Every line containing the string "JSON" is to be copied from the records.

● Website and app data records
*** Block opens ***
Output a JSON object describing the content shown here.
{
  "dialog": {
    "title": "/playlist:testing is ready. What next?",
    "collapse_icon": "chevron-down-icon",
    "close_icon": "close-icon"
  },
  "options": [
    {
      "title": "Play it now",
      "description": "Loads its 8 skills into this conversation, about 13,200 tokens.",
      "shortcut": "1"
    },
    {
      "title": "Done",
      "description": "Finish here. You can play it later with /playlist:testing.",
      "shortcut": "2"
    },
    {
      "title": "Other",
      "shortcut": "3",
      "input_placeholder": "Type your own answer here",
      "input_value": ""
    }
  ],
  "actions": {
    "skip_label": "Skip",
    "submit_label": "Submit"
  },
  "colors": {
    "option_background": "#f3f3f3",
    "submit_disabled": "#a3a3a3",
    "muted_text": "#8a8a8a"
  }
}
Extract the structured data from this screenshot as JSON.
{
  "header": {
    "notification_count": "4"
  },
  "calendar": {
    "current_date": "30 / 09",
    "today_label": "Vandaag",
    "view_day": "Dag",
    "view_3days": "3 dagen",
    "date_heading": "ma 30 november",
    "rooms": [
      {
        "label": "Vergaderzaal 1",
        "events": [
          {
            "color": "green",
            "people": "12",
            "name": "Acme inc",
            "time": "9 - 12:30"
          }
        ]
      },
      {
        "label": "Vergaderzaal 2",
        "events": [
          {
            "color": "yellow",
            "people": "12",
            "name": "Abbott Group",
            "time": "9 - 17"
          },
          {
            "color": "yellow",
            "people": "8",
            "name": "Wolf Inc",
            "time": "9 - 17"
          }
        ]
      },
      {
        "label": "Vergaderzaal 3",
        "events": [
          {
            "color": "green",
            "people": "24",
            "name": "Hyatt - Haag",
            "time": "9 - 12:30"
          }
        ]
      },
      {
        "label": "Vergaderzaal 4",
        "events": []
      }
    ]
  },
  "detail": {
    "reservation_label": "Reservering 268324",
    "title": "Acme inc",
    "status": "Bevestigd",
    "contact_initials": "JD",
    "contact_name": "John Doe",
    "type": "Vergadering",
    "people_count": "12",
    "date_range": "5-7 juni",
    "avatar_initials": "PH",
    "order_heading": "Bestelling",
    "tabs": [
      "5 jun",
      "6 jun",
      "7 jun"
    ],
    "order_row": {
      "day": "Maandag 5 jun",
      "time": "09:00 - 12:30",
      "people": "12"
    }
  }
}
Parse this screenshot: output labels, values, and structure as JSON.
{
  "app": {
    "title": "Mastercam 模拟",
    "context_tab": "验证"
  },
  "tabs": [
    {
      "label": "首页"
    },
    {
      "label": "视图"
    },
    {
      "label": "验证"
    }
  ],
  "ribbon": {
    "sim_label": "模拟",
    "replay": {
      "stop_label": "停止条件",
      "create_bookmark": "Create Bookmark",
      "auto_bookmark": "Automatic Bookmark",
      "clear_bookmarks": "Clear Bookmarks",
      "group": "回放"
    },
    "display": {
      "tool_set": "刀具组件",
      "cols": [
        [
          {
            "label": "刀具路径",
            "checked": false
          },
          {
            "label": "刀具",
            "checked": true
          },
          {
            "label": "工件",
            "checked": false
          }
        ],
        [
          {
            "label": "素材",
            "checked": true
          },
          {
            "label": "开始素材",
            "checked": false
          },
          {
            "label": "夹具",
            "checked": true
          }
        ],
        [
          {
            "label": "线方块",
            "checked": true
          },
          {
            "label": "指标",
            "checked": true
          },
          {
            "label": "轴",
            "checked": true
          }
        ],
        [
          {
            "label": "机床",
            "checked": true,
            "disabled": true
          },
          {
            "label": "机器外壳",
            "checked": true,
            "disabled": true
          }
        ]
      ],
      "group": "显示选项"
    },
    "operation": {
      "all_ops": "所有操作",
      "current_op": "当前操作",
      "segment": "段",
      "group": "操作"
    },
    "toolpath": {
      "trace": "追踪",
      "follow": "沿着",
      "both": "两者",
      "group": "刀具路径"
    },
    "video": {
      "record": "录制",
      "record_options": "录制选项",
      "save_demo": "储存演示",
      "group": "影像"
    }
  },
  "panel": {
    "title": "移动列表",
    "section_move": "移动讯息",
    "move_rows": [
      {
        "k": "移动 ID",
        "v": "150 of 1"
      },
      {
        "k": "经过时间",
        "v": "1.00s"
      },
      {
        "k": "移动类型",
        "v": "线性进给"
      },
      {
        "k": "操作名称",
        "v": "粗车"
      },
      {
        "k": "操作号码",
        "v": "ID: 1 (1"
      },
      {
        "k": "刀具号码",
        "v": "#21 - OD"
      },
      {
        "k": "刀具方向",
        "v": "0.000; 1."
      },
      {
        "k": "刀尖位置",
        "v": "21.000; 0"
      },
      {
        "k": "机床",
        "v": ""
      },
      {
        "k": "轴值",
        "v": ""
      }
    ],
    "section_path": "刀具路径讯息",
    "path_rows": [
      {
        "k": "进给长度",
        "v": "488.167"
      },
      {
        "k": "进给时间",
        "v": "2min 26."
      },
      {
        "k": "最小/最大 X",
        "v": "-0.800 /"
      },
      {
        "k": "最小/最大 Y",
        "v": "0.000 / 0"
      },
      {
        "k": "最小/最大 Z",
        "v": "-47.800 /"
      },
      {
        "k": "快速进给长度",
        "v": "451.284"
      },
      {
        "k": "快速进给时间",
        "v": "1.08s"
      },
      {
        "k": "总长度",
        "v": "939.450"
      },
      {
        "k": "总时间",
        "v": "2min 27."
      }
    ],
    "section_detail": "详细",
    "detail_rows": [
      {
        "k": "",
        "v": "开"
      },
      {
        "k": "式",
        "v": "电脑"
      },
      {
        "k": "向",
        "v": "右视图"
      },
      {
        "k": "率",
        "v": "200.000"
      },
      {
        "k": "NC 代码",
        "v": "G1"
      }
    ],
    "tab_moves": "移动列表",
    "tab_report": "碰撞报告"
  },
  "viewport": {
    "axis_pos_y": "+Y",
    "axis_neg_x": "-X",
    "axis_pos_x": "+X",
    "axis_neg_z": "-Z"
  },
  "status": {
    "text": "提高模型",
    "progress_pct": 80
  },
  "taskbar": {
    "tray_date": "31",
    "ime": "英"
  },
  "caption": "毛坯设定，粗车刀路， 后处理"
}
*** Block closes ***
● WRITTEN ANSWER
Output a JSON object describing the content shown here.
Extract the structured data from this screenshot as JSON.
Parse this screenshot: output labels, values, and structure as JSON.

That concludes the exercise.